### THE PROBLEM
Return each line of the records below that contains the word "post".

^^^^^^^^^^^^^^^^

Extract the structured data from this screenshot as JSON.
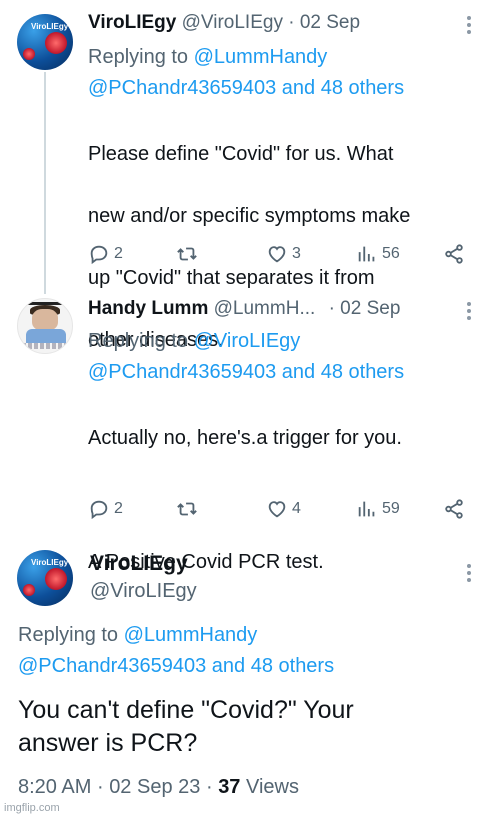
{
  "tweets": [
    {
      "name": "ViroLIEgy",
      "handle": "@ViroLIEgy",
      "dot": "·",
      "date": "02 Sep",
      "replying_prefix": "Replying to",
      "replying_to": "@LummHandy",
      "replying_more": "@PChandr43659403 and 48 others",
      "lines": [
        "Please define \"Covid\" for us. What",
        "new and/or specific symptoms make",
        "up \"Covid\" that separates it from",
        "other diseases."
      ],
      "replies": "2",
      "likes": "3",
      "views": "56"
    },
    {
      "name": "Handy Lumm",
      "handle": "@LummH...",
      "dot": "·",
      "date": "02 Sep",
      "replying_prefix": "Replying to",
      "replying_to": "@ViroLIEgy",
      "replying_more": "@PChandr43659403 and 48 others",
      "lines": [
        "Actually no, here's.a trigger for you.",
        "",
        "A Positive Covid PCR test."
      ],
      "replies": "2",
      "likes": "4",
      "views": "59"
    }
  ],
  "main": {
    "avatar_brand": "ViroLIEgy",
    "name": "ViroLIEgy",
    "handle": "@ViroLIEgy",
    "replying_prefix": "Replying to",
    "replying_to": "@LummHandy",
    "replying_more": "@PChandr43659403 and 48 others",
    "lines": [
      "You can't define \"Covid?\" Your",
      "answer is PCR?"
    ],
    "time": "8:20 AM",
    "dot": "·",
    "date": "02 Sep 23",
    "views_count": "37",
    "views_label": "Views"
  },
  "watermark": "imgflip.com",
  "icons": [
    "reply-icon",
    "retweet-icon",
    "like-icon",
    "views-icon",
    "share-icon",
    "more-icon"
  ]
}
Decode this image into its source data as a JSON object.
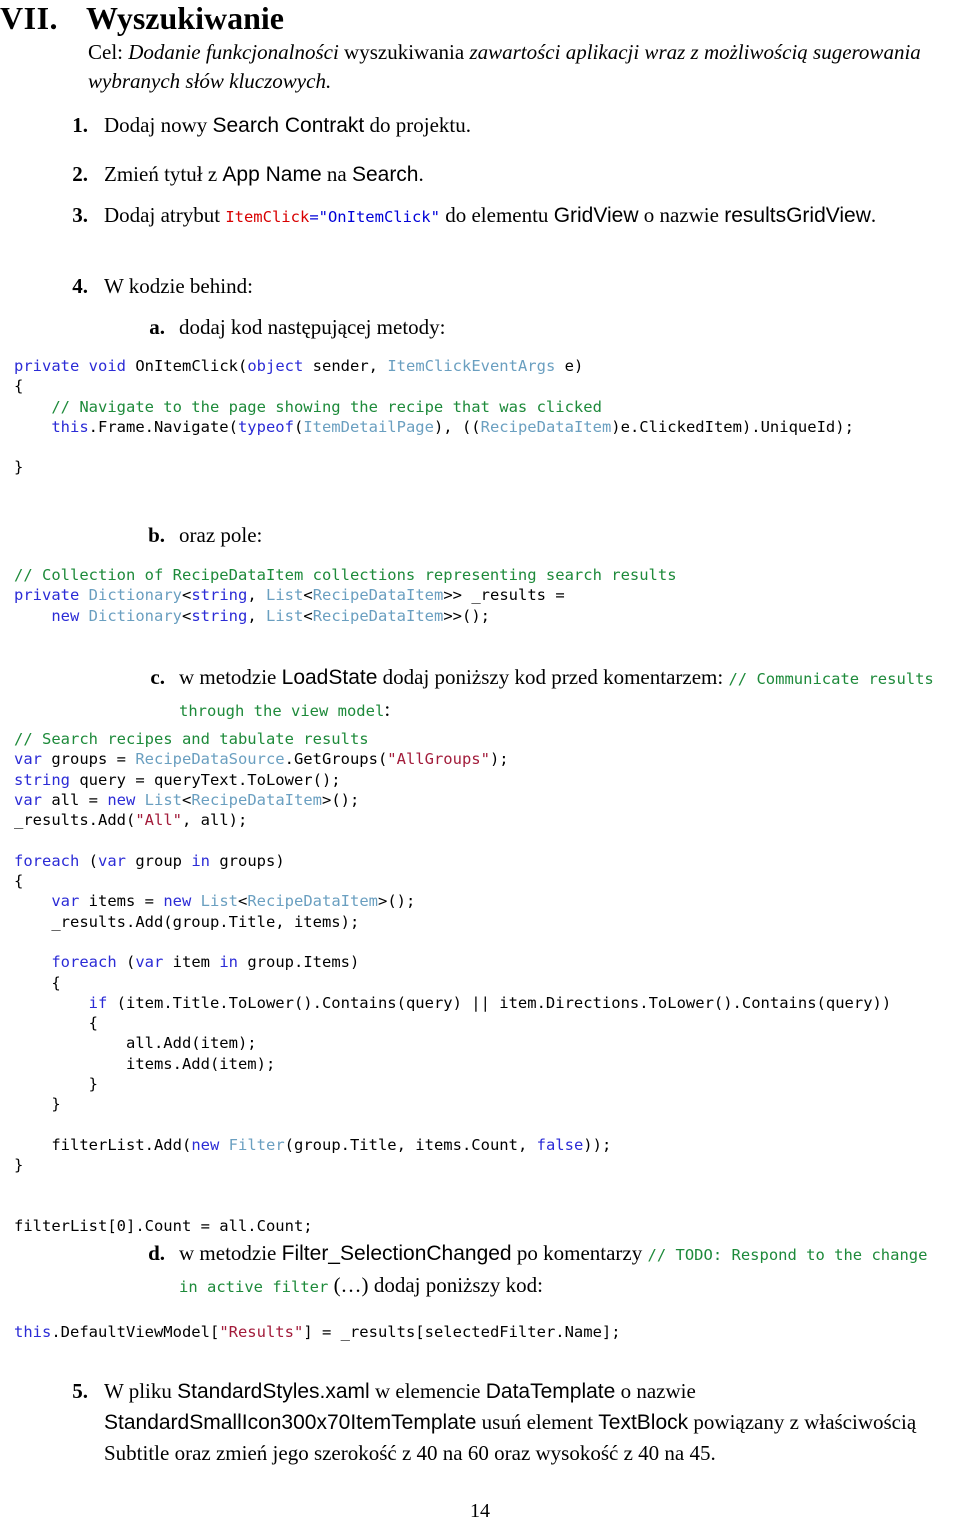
{
  "heading": {
    "number": "VII.",
    "title": "Wyszukiwanie"
  },
  "goal": {
    "label": "Cel:",
    "text_italic_1": " Dodanie funkcjonalności",
    "text_plain_1": " wyszukiwania ",
    "text_italic_2": "zawartości aplikacji wraz z możliwością sugerowania wybranych słów kluczowych."
  },
  "steps": [
    {
      "marker": "1.",
      "text": "Dodaj nowy Search Contrakt do projektu.",
      "pre": "Dodaj nowy ",
      "sans": "Search Contrakt",
      "post": " do projektu."
    },
    {
      "marker": "2.",
      "pre": "Zmień tytuł z ",
      "sans": "App Name",
      "mid": " na ",
      "sans2": "Search",
      "post": "."
    },
    {
      "marker": "3.",
      "pre": "Dodaj atrybut ",
      "code_attr": "ItemClick",
      "code_attrval": "=\"OnItemClick\"",
      "mid": " do elementu ",
      "sans": "GridView",
      "mid2": " o nazwie ",
      "sans2": "resultsGridView",
      "post": "."
    },
    {
      "marker": "4.",
      "text": "W kodzie behind:"
    },
    {
      "marker": "5.",
      "pre": "W pliku ",
      "sans": "StandardStyles.xaml",
      "mid": " w elemencie ",
      "sans2": "DataTemplate",
      "mid2": " o nazwie ",
      "sans3": "StandardSmallIcon300x70ItemTemplate",
      "mid3": " usuń element ",
      "sans4": "TextBlock",
      "post": " powiązany z właściwością Subtitle oraz zmień jego szerokość z 40 na 60 oraz wysokość z 40 na 45."
    }
  ],
  "substeps": {
    "a": {
      "marker": "a.",
      "text": "dodaj kod następującej metody:"
    },
    "b": {
      "marker": "b.",
      "text": "oraz pole:"
    },
    "c": {
      "marker": "c.",
      "pre": "w metodzie ",
      "sans": "LoadState",
      "mid": " dodaj poniższy kod przed komentarzem: ",
      "comment": "// Communicate results through the view model",
      "post": ":"
    },
    "d": {
      "marker": "d.",
      "pre": "w metodzie ",
      "sans": "Filter_SelectionChanged",
      "mid": " po komentarzy ",
      "comment": "// TODO: Respond to the change in active filter",
      "mid2": " (…) ",
      "post": "dodaj poniższy kod:"
    }
  },
  "code_blocks": {
    "on_item_click": [
      [
        {
          "t": "private",
          "c": "kw"
        },
        {
          "t": " "
        },
        {
          "t": "void",
          "c": "kw"
        },
        {
          "t": " OnItemClick("
        },
        {
          "t": "object",
          "c": "kw"
        },
        {
          "t": " sender, "
        },
        {
          "t": "ItemClickEventArgs",
          "c": "type"
        },
        {
          "t": " e)"
        }
      ],
      [
        {
          "t": "{"
        }
      ],
      [
        {
          "t": "    "
        },
        {
          "t": "// Navigate to the page showing the recipe that was clicked",
          "c": "cmt"
        }
      ],
      [
        {
          "t": "    "
        },
        {
          "t": "this",
          "c": "kw"
        },
        {
          "t": ".Frame.Navigate("
        },
        {
          "t": "typeof",
          "c": "kw"
        },
        {
          "t": "("
        },
        {
          "t": "ItemDetailPage",
          "c": "type"
        },
        {
          "t": "), (("
        },
        {
          "t": "RecipeDataItem",
          "c": "type"
        },
        {
          "t": ")e.ClickedItem).UniqueId);"
        }
      ],
      [
        {
          "t": ""
        }
      ],
      [
        {
          "t": "}"
        }
      ]
    ],
    "results_field": [
      [
        {
          "t": "// Collection of RecipeDataItem collections representing search results",
          "c": "cmt"
        }
      ],
      [
        {
          "t": "private",
          "c": "kw"
        },
        {
          "t": " "
        },
        {
          "t": "Dictionary",
          "c": "type"
        },
        {
          "t": "<"
        },
        {
          "t": "string",
          "c": "kw"
        },
        {
          "t": ", "
        },
        {
          "t": "List",
          "c": "type"
        },
        {
          "t": "<"
        },
        {
          "t": "RecipeDataItem",
          "c": "type"
        },
        {
          "t": ">> _results ="
        }
      ],
      [
        {
          "t": "    "
        },
        {
          "t": "new",
          "c": "kw"
        },
        {
          "t": " "
        },
        {
          "t": "Dictionary",
          "c": "type"
        },
        {
          "t": "<"
        },
        {
          "t": "string",
          "c": "kw"
        },
        {
          "t": ", "
        },
        {
          "t": "List",
          "c": "type"
        },
        {
          "t": "<"
        },
        {
          "t": "RecipeDataItem",
          "c": "type"
        },
        {
          "t": ">>();"
        }
      ]
    ],
    "load_state": [
      [
        {
          "t": "// Search recipes and tabulate results",
          "c": "cmt"
        }
      ],
      [
        {
          "t": "var",
          "c": "kw"
        },
        {
          "t": " groups = "
        },
        {
          "t": "RecipeDataSource",
          "c": "type"
        },
        {
          "t": ".GetGroups("
        },
        {
          "t": "\"AllGroups\"",
          "c": "str"
        },
        {
          "t": ");"
        }
      ],
      [
        {
          "t": "string",
          "c": "kw"
        },
        {
          "t": " query = queryText.ToLower();"
        }
      ],
      [
        {
          "t": "var",
          "c": "kw"
        },
        {
          "t": " all = "
        },
        {
          "t": "new",
          "c": "kw"
        },
        {
          "t": " "
        },
        {
          "t": "List",
          "c": "type"
        },
        {
          "t": "<"
        },
        {
          "t": "RecipeDataItem",
          "c": "type"
        },
        {
          "t": ">();"
        }
      ],
      [
        {
          "t": "_results.Add("
        },
        {
          "t": "\"All\"",
          "c": "str"
        },
        {
          "t": ", all);"
        }
      ],
      [
        {
          "t": ""
        }
      ],
      [
        {
          "t": "foreach",
          "c": "kw"
        },
        {
          "t": " ("
        },
        {
          "t": "var",
          "c": "kw"
        },
        {
          "t": " group "
        },
        {
          "t": "in",
          "c": "kw"
        },
        {
          "t": " groups)"
        }
      ],
      [
        {
          "t": "{"
        }
      ],
      [
        {
          "t": "    "
        },
        {
          "t": "var",
          "c": "kw"
        },
        {
          "t": " items = "
        },
        {
          "t": "new",
          "c": "kw"
        },
        {
          "t": " "
        },
        {
          "t": "List",
          "c": "type"
        },
        {
          "t": "<"
        },
        {
          "t": "RecipeDataItem",
          "c": "type"
        },
        {
          "t": ">();"
        }
      ],
      [
        {
          "t": "    _results.Add(group.Title, items);"
        }
      ],
      [
        {
          "t": ""
        }
      ],
      [
        {
          "t": "    "
        },
        {
          "t": "foreach",
          "c": "kw"
        },
        {
          "t": " ("
        },
        {
          "t": "var",
          "c": "kw"
        },
        {
          "t": " item "
        },
        {
          "t": "in",
          "c": "kw"
        },
        {
          "t": " group.Items)"
        }
      ],
      [
        {
          "t": "    {"
        }
      ],
      [
        {
          "t": "        "
        },
        {
          "t": "if",
          "c": "kw"
        },
        {
          "t": " (item.Title.ToLower().Contains(query) || item.Directions.ToLower().Contains(query))"
        }
      ],
      [
        {
          "t": "        {"
        }
      ],
      [
        {
          "t": "            all.Add(item);"
        }
      ],
      [
        {
          "t": "            items.Add(item);"
        }
      ],
      [
        {
          "t": "        }"
        }
      ],
      [
        {
          "t": "    }"
        }
      ],
      [
        {
          "t": ""
        }
      ],
      [
        {
          "t": "    filterList.Add("
        },
        {
          "t": "new",
          "c": "kw"
        },
        {
          "t": " "
        },
        {
          "t": "Filter",
          "c": "type"
        },
        {
          "t": "(group.Title, items.Count, "
        },
        {
          "t": "false",
          "c": "kw"
        },
        {
          "t": "));"
        }
      ],
      [
        {
          "t": "}"
        }
      ],
      [
        {
          "t": ""
        }
      ],
      [
        {
          "t": ""
        }
      ],
      [
        {
          "t": "filterList[0].Count = all.Count;"
        }
      ]
    ],
    "filter_selection_changed": [
      [
        {
          "t": "this",
          "c": "kw"
        },
        {
          "t": ".DefaultViewModel["
        },
        {
          "t": "\"Results\"",
          "c": "str"
        },
        {
          "t": "] = _results[selectedFilter.Name];"
        }
      ]
    ]
  },
  "footer": {
    "page_number": "14"
  },
  "colors": {
    "keyword": "#2b2bd6",
    "type": "#6a9fc0",
    "comment": "#1d8a3a",
    "string": "#a21b3a",
    "attribute": "#d80000",
    "attribute_value": "#0000d8"
  }
}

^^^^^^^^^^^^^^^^

### RESULT FOR THIS EXERCISE
      "post": " do projektu."
      "post": "."
      "post": "."
      "post": " powiązany z właściwością Subtitle oraz zmień jego szerokość z 40 na 60 oraz wysokość z 40 na 45."
      "post": ":"
      "post": "dodaj poniższy kod:"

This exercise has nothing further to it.